The warm weather is expected to return by next weekend, said Wagstaffe.
- Check the B.C. River Forecast Centre predictions.
- Check the latest Flood Warnings and Advisories.
- Check the latest evacuation alerts and warnings.
- Check the latest road closures.
Submerged in sewage
In all, nearly two dozen states of emergency have been issued by local governments around B.C., and for many communities the focus now is on preparing for that second wave of flooding.
By Monday morning, the province had already distributed about two million sandbags, more than 10 sandbagging machines and over 10 kilometres of the flood-control barriers known as tiger dams, according to B.C.'s Minister of Public Safety Mike Farnworth.
In the Regional District of Kootenay Boundary alone, more than 3,000 residents are affected by evacuation orders and alerts — and while conditions eased over the weekend, flooding still poses a threat to life and health.
One of the worst-hit parts of Grand Forks last week was the Ruckle neighbourhood, where more than 100 homes remain submerged in water mixed with sewage and other debris.
Over the weekend, firefighters and other crews carried out more than 30 rescues, in some cases by swimming from house to house banging on doors to see if anyone was stranded inside.
Officials are urging people to not return home because more water is on the way.

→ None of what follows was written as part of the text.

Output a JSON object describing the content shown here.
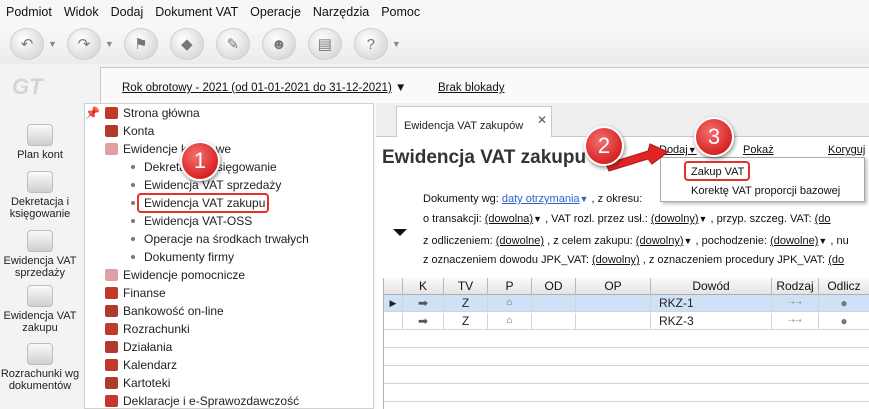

Still, some people are refusing to leave.
"We swept the area and we have just been notified today that there are more people still in their homes." said Dan Derby, the regional fire chief district of Kootenay Boundary.
'Worse than a fire'
On Sunday, Farnworth toured the area to see the damage and assess what's needed in terms of cleanup.
Farnworth said the damage he viewed in flood-ravaged Grand Forks was "devastating," and he pledged the B.C. government will do everything it can to support area residents.
Assessments are still underway but federal assistance may also be required during recovery efforts, he said.
"In many ways it is worse than a fire, because a fire comes through and it burns everything clean, and here you have sewage, you have debris, you have cars underwater, you have the fact that the rivers have cut new channels," said Farnworth.
Those new river channels are a particular concern, because officials fear that when the next surge of floodwater arrives the new river channels could cause different areas to flood.
Okanagan, Similkameen prepare for more
Residents living on low-lying properties along the Similkameen River and along the beaches of Osoyoos Lake are also bracing for more flooding.
The Regional District of Okanagan-Similkameen has issued evacuation alerts for more than 1,300 properties, and properties in Keremeos, Cawston and Osoyoos are expected to be especially hard hit.
The town of Princeton, which sits at the confluence of the Similkameen and Tulameen rivers, has placed more than 400 homes in the flood plains on evacuation alert.
Region spokesperson Cameron Baughen said people need to consider evacuation plans now because the water could rise quickly and close down the main route, Highway 3.
"It really is a question of how much snow is left, to be honest," Baughen told CBC News.
"If there's enough snow, it could cause very, very high water flows through the Similkameen."
Fear in Osoyoos
There is also concern about the Similkameen River potentially pushing several feet of additional water back up into Osoyoos Lake.
Osoyoos Lake is already flooding 53 properties and one lakefront hotel in Osoyoos, and Mayor Sue McKortoff described the current forecasts as "pretty scary" in an interview with CBC News.
But she said the town has been pulling together to protect everyone's homes.
"People are absolutely wonderful in this town — not only residents, but our visitors to the town," McKortoff said.
That includes members of a visiting soccer team, who volunteered over the weekend to spend hours placing sandbags.
Meanwhile, the River Forecast Centre is warning that rising levels along the Fraser River could cause problems all the way from Prince George and Quesnel in central B.C., down to the Fraser Valley.
With files from The Canadian Press